The Fulbright Commission has provided me with extraordinary opportunities to explore the world beyond the United States and to attempt to build bridges between other countries and our own. As a graduate student at the Universität Tübingen in Germany in 1965-6, I learned much from seeing the intensity of activism against the Vietnam War even in a country far away from our own shores. I also had the chance to immerse myself in German literature, committing many years to come to translating Rilke’s Sonette an Orpheus.
As faculty at Fudan University in Shanghai in 1996-7 and then at Nankai University in Tianjin the following semester, I had the privilege of teaching contemporary American poetry to extraordinarily bright and talented students while also working with some of them to translate, collaboratively in this case, many of the most important young Chinese poets, whose poems the students all knew by heart, although my older colleagues often did not even know their names.
As faculty at Zhejiang University in Hangzhou in 2001-2, I was fortunate to share a classroom with 24 superb first-year graduate students, all of them women, while we explored the world of American literature as they prepared for the doctoral studies and eventual faculty positions that many of them have now achieved. That same year my wife (Ann Arbor) and I were finally able to explore the world of Chinese peasant art that had intrigued us from our first time teaching in China in 1987.
In the years that followed, we have often returned to Shanghai and Xi’an to meet the artists, to talk with them about their paintings and woodblock prints, and to gather and then exhibit one of the largest and most diverse collections of their work that exists. Meanwhile we have been able to create exhibitions of my wife’s photographs, travel to a small town to share in the tenth birthday celebration of the son of the woman who manages our residence hall cafeteria in Hangzhou, and serve as Santa Claus for hundreds of young (and old) Chinese who scarcely believe that any actual human being can exist with such a full white beard.
As the beard suggests, we are now old, and though we still return to visit friends, former students, and colleagues, we have begun to downsize. As we do so, we intend to help establish two centers that support and stimulate intercultural awareness: one in China for the study of North American society through an understanding of American poetry; one in the United States for the appreciation of Chinese culture through knowledge of everyday Chinese life as reflected in contemporary peasant paintings and ordinary artifacts. The Fulbright Commission—both directly and indirectly—has made possible our many years of work dedicated to world peace and mutual understanding among nations. Our Fulbright legacy is what we can offer to those who follow us.

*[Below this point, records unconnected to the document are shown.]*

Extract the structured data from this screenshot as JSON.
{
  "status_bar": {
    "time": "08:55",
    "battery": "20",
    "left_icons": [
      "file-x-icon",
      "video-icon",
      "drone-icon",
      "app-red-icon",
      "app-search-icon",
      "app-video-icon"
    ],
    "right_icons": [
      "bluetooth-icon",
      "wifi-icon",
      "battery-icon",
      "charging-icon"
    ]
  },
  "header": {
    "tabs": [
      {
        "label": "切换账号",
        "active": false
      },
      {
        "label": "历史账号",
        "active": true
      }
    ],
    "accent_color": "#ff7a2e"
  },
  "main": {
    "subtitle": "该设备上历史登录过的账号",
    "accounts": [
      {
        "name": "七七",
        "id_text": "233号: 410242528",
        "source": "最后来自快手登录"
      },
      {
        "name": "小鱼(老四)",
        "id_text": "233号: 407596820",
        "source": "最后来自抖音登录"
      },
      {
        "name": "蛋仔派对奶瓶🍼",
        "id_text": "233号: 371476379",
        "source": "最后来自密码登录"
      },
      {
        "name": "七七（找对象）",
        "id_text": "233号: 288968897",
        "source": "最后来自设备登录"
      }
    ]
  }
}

John Rosenwald – Fulbright to Germany 1965 & China 1996, 1997, 2001
In February 2022, we packed and prepared for shipping to China 95 cartons of books, about 5000 volumes total, which will form a portion of a center still not formally named, but that will be designated something like “The Center for Understanding of Western Culture through Study of Western Literature.” The Center will be located at Hangzhou Normal University in Hangzhou, Zhejiang Province. My most recent Fulbright grant was in 2001-2 at Zhejiang University in Hangzhou. My colleague and department chair there, Yin Qiping, later became chair at Hangzhou Normal, and asked my wife (Ann Arbor) and me to create at HZNU in 2012 and 2013 a new program in “Transdisciplinary Education.” Since then we have continued our commitment to working with Chinese faculty and students and to providing them with materials that will aid their study of cultures other than their own. We assume our contribution of books will be in place in Hangzhou by the beginning of the fall 2022 semester and are hoping to attend an inaugural celebration for the center. Meanwhile, we are negotiating the possibility of a second center or program, this one in the United States, that focuses on an increased understanding of Chinese culture through exposure to what some call “Chinese peasant art,” the national movement beginning in the 1950s toward encouraging ordinary Chinese workers, often farmers or members of a fishing community, to explore the process of creating art either through painting or through woodblock prints. Between 2002 and 2012 Ann and I accumulated perhaps one of the largest collections of such work, complemented by Ann’s photographs of the artists and their environment, and have organized substantial exhibitions in the American Midwest and New England. We are currently negotiating with a number of organizations regarding the eventual location of our collection and, we hope, the establishment of a “Center for the Understanding of Chinese Culture through Study of Chinese Peasant Art and Artifacts.”